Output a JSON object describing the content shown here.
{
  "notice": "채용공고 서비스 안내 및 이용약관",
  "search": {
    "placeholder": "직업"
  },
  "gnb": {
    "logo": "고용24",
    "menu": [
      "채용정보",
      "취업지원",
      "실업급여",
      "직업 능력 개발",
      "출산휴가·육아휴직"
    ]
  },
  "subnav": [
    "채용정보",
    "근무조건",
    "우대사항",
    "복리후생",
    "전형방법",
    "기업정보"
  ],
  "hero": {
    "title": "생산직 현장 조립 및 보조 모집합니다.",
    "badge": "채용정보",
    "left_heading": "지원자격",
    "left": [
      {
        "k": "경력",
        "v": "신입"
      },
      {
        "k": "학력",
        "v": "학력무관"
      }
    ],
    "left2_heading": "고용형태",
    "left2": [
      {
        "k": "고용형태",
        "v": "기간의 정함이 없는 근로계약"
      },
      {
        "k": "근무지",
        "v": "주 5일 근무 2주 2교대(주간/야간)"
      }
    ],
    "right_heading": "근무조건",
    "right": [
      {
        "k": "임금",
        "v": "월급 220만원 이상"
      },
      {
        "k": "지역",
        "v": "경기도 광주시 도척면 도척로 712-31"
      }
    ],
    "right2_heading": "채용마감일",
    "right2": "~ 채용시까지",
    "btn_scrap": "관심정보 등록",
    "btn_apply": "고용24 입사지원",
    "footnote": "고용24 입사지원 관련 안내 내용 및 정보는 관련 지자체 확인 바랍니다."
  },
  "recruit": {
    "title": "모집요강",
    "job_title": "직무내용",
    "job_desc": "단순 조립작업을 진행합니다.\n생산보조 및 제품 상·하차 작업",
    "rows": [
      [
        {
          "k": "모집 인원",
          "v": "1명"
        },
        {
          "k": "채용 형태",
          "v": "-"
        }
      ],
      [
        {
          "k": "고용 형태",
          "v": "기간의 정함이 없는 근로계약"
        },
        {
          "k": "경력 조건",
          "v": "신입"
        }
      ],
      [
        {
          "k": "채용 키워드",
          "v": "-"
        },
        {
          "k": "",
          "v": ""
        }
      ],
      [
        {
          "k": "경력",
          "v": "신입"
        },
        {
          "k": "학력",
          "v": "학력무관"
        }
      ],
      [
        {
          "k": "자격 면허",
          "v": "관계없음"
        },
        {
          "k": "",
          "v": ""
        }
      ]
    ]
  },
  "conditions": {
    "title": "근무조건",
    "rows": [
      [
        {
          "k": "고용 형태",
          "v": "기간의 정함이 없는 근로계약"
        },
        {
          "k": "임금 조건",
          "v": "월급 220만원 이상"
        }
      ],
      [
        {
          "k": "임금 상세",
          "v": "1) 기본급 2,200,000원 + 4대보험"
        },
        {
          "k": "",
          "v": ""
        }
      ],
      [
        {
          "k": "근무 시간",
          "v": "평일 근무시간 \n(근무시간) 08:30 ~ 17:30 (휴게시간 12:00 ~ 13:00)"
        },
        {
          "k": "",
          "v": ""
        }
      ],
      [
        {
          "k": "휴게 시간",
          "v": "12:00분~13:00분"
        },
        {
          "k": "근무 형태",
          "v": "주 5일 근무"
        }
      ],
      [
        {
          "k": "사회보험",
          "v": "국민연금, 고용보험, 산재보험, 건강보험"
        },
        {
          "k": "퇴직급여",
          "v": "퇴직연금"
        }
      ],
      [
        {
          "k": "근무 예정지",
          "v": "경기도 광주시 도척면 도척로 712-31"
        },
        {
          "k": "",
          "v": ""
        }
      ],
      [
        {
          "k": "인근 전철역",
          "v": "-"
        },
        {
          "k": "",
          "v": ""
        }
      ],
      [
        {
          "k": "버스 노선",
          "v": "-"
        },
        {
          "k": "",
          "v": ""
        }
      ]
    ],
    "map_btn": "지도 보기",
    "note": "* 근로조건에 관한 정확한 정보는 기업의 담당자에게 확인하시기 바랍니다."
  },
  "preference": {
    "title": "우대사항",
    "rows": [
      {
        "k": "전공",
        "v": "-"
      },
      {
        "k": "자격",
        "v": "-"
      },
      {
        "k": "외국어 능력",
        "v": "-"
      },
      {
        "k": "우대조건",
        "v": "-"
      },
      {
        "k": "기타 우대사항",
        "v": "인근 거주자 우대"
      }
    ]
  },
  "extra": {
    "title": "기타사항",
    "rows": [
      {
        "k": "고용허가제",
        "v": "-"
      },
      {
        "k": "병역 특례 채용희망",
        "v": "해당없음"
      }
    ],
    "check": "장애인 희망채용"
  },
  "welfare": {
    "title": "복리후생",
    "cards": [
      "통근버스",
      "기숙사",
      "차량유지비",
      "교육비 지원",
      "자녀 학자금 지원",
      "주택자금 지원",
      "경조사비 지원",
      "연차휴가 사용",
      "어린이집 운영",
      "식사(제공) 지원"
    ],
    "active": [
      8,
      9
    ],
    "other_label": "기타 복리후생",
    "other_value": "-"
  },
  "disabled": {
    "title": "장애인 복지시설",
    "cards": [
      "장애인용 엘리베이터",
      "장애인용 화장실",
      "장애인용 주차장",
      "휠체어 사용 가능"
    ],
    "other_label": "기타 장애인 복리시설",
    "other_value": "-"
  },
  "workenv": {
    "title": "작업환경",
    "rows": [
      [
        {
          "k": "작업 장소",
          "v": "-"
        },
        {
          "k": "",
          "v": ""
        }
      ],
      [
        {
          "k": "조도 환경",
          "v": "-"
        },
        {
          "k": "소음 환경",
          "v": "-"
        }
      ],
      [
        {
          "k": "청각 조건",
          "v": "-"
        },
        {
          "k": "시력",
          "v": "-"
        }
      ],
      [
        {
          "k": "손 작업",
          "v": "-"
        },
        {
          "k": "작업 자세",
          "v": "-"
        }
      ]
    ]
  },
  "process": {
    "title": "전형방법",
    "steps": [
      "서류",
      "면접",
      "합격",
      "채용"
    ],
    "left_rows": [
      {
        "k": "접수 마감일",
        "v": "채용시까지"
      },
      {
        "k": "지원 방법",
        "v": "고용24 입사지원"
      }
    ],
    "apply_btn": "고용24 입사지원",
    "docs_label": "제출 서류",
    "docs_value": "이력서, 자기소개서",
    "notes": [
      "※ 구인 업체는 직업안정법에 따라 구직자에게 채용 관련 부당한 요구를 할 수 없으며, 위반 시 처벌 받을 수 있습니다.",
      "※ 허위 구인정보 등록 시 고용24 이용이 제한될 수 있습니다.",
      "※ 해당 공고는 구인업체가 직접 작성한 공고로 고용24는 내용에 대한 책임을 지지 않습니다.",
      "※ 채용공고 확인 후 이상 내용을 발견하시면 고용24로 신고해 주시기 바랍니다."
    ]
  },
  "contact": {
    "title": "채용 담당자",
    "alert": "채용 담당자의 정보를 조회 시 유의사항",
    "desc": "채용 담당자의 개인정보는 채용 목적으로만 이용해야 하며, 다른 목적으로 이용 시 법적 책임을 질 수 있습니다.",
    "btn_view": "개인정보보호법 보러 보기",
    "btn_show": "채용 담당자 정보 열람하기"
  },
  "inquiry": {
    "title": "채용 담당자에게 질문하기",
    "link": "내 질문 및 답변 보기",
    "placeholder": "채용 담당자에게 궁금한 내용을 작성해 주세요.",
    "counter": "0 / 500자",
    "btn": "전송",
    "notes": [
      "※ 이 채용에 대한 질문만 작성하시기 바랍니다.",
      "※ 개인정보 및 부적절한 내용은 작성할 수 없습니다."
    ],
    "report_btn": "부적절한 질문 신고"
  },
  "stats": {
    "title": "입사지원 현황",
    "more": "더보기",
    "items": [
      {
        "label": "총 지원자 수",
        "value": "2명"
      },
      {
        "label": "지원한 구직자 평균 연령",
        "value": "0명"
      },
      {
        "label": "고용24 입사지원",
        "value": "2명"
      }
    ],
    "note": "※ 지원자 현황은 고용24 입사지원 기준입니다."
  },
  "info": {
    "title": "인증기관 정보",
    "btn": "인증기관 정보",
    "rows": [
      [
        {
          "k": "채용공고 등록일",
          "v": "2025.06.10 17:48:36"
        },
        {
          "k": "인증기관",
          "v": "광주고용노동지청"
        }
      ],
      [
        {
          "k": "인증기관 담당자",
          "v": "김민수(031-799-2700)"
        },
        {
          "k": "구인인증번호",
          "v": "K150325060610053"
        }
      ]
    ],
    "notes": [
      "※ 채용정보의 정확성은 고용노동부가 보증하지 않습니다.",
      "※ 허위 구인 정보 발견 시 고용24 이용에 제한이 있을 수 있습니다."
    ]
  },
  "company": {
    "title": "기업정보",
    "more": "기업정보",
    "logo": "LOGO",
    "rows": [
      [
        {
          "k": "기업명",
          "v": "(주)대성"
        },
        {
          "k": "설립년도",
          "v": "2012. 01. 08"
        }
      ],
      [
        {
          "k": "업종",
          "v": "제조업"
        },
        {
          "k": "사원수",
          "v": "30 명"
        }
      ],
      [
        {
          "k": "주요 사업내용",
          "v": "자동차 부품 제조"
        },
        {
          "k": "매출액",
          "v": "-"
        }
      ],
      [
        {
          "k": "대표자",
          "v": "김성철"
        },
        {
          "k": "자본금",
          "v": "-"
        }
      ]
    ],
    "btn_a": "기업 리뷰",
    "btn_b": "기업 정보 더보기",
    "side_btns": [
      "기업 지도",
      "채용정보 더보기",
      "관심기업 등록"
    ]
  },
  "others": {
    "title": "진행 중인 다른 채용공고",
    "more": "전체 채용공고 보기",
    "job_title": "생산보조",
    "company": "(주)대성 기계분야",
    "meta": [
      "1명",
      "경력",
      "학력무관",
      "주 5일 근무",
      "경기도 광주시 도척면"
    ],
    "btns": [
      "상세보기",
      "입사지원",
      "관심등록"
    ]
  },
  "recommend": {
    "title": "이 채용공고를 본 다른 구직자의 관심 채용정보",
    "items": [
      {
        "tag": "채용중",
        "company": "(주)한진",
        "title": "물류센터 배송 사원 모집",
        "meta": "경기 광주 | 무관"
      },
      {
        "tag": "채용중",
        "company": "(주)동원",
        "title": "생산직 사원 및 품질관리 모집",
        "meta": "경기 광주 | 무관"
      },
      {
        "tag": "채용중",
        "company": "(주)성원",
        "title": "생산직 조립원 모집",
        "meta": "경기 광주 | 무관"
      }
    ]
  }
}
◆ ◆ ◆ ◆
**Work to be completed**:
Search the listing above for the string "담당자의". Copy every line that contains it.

**Exercise solution**:
    "alert": "채용 담당자의 정보를 조회 시 유의사항",
    "desc": "채용 담당자의 개인정보는 채용 목적으로만 이용해야 하며, 다른 목적으로 이용 시 법적 책임을 질 수 있습니다.",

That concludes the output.